Using Virtual Documents in Productions
Virtual Property Paths
This chapter introduces virtual property paths, which InterSystems IRIS™ uses to access data within virtual documents. It contains the following sections:
To work with a virtual document, you must be able to identify a specific data item within it. The data item is called a virtual property
. An virtual property path
is the syntax that InterSystems IRIS uses to specify the location of a virtual property.
Except for XML virtual documents, you can use virtual property paths only if you have loaded the applicable EDI schema into InterSystems IRIS. Once the schema is loaded, InterSystems IRIS has all the information necessary to parse the corresponding documents as intended by the EDI schema.
A terminator character
(often a carriage return) marks the end of the segment. In this case, each line is a segment.
Within a segment, separator characters
mark the boundaries between fields. In this case, the colon is the separator character between fields and the semicolon is the separator between subfields.
A field can contain sub-fields and further subdivisions. These are delimited by other separator characters.
The details of the terminator character and separator characters depend upon the EDI format.
For details on X12, see Separators
. The default X12 separators are:
For details on EDIFACT see Separators
. The default EDIFACT separators are:
Generally, an EDI standard defines a large number of possible segment structures to use as building blocks. Each document structure can contain only specific segments. Different document structures may also combine segments in different sequences or quantities.
Conceptually, a virtual property path
includes all the following units:
The following figure illustrates this convention.
Generally the segment
portion of the path identifies the target segment within a hierarchical document structure containing groups and repeating blocks of segments. For example, an NTE segment in a 2.3:ORM_O01 message might be identified as:
Similarly, the field
portion of the path identifies a target field within a hierarchical structure of fields, subfields, and repeating groups within the target segment. As it happens, each field
within NTE is simple, for example:
Some fields can have complex hierarchical structures. Suppose we look at a PID segment in the same 2.3:ORM_O01 message structure. In the segment
There could be a field
path as follows:
paths, the field
portion of the path generally allows numbers instead of names for fields and subfields; for example, instead of the names previously shown, the following numbers may be used:
The Management Portal provides pages to help you determine the correct segment:field
paths. (To access these pages, click Interoperability
, and then click Interoperate
.) The DTL editor also provides a view of the document structures used in a particular transformation.
To work with virtual documents, there is no need to create message classes. InterSystems IRIS provides message classes, for example, one class to carry X12 documents, another for XML documents, and so on. The business host classes automatically use the appropriate message class.
The virtual document classes provide properties to carry the information that InterSystems IRIS needs to process the messages. These properties include the following:
Indicates the document type, a string in two parts as follows:

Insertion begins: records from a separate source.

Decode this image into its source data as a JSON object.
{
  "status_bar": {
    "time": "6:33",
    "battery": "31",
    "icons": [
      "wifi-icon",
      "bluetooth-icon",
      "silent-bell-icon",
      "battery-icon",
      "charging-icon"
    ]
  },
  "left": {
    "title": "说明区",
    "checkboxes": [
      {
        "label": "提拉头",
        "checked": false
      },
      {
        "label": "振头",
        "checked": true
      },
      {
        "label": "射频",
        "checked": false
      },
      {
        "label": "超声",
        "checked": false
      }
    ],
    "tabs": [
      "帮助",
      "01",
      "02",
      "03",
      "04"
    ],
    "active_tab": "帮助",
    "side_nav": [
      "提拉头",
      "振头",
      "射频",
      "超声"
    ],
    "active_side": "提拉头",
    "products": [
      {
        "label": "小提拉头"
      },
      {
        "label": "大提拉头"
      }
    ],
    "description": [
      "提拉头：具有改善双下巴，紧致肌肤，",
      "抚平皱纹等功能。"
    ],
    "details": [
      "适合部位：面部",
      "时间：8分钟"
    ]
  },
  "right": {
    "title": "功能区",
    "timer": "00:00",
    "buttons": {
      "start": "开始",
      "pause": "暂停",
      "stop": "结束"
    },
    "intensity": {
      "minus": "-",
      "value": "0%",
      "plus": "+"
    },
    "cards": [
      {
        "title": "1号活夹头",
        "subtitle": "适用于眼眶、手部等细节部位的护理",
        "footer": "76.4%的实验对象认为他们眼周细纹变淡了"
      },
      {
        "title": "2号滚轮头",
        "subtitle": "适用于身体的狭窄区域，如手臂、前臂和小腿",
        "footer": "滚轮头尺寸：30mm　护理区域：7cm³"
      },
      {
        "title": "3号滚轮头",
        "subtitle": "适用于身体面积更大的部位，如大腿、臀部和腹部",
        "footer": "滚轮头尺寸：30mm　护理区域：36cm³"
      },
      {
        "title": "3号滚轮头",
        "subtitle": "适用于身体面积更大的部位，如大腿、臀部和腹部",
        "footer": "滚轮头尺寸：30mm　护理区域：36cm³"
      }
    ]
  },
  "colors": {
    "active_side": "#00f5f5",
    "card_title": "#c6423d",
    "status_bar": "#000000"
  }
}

This property is visible in the Management Portal. You can use it for filtering, for example.
Contains the first 32 KB of the raw message.
This property is also visible in the Management Portal and is useful in analyzing and reporting badly formed messages.
Note that this property is not indexed in any way. If you were to use this property in an SQL search query, the query would not execute very efficiently. It is not recommended to access this property programmatically (for example from a DTL). Instead, use virtual property paths to access the data that you need.
Contains a %Status
value that indicates the success or failure of the most recent effort to map the raw content of the message to a particular DocType. You can test BuildMapStatus
in code as follows:
The virtual document classes also provide the logic that InterSystems IRIS needs to interpret a virtual property path for a specific format and DocType. The classes provide the following instance methods which you can (depending on the context) use to get or set values within a virtual document:
Returns the value of a virtual property in the message, given a virtual property path.
You can invoke this method (and the next one) from any place in the production where you have access to the message and you can execute custom code for example, within a BPL <code> element.
Sets a value in the message, given a virtual property path and a value. See the comments for GetValueAt()
It can be useful to test virtual document property paths in the Terminal before using them in business processes, data transformations, and so on, particularly when you are getting familiar with the syntax. To do so:
In the Terminal or in test code:
Create a string that contains the text of a suitable document.
Use the ImportFromString()
method of the applicable virtual document class to create an instance of a virtual document from this string.
The following table lists the classes:
Set the DocType
property of this instance.